> [EXERCISE PROMPT]: If a line in the records below contains the word "Include", copy it.

DATA TO PROCESS START

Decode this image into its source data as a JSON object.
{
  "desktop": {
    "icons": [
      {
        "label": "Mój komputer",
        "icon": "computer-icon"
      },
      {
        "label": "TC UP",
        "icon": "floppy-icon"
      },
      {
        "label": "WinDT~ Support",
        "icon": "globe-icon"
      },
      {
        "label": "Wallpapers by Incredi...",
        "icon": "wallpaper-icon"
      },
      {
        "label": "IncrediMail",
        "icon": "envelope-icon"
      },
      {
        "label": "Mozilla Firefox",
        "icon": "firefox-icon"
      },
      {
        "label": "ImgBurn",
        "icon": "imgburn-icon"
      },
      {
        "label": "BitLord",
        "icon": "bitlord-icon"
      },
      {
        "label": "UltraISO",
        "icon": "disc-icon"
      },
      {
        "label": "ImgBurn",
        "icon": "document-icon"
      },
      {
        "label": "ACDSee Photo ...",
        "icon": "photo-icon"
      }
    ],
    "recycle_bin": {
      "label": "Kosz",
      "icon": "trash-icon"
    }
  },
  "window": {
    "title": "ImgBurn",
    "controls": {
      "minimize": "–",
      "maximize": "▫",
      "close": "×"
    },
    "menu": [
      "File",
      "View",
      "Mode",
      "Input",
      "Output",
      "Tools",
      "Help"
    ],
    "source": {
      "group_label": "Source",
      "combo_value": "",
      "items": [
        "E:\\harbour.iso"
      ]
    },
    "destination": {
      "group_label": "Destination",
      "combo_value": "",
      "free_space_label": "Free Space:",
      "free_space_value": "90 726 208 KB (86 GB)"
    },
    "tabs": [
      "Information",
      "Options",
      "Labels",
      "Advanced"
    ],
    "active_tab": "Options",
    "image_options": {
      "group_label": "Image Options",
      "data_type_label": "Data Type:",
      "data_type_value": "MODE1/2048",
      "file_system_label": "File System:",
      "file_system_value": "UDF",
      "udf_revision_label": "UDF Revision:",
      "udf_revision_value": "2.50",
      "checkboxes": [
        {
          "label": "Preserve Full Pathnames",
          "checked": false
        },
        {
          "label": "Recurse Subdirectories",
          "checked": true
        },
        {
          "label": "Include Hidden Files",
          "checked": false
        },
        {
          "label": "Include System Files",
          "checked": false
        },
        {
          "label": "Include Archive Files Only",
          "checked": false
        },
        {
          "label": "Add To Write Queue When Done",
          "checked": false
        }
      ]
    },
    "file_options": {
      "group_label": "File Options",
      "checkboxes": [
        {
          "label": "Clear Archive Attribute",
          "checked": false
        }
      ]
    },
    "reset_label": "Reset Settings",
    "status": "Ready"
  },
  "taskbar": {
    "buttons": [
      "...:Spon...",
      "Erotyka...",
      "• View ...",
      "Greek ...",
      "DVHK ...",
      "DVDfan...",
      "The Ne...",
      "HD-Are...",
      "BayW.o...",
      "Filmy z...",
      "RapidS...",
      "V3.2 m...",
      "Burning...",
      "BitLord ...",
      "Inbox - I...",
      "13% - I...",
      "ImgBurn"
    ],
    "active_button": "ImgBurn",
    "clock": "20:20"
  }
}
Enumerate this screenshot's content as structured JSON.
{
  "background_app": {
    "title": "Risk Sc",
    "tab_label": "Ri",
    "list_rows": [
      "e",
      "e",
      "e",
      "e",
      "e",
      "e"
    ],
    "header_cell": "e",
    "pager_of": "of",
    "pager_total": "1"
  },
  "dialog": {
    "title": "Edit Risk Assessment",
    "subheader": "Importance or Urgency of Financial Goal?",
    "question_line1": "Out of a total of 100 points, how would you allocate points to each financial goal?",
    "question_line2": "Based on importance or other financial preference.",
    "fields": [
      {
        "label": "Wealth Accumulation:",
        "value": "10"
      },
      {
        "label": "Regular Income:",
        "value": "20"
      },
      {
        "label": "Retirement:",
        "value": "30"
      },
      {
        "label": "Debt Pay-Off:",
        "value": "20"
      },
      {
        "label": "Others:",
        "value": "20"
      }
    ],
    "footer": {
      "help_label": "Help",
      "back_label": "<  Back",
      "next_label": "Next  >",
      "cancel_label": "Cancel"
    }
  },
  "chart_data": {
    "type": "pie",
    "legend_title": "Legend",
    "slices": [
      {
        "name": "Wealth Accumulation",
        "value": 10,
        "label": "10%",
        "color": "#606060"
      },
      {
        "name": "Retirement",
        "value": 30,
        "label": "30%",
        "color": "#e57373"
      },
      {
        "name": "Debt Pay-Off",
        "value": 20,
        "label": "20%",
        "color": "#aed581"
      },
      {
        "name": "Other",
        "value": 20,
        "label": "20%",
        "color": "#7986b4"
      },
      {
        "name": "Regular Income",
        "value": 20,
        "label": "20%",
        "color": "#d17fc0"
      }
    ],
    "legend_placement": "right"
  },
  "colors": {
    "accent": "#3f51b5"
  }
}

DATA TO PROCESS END

> [RESULT OF THE EXERCISE]:
          "label": "Include Hidden Files",
          "label": "Include System Files",
          "label": "Include Archive Files Only",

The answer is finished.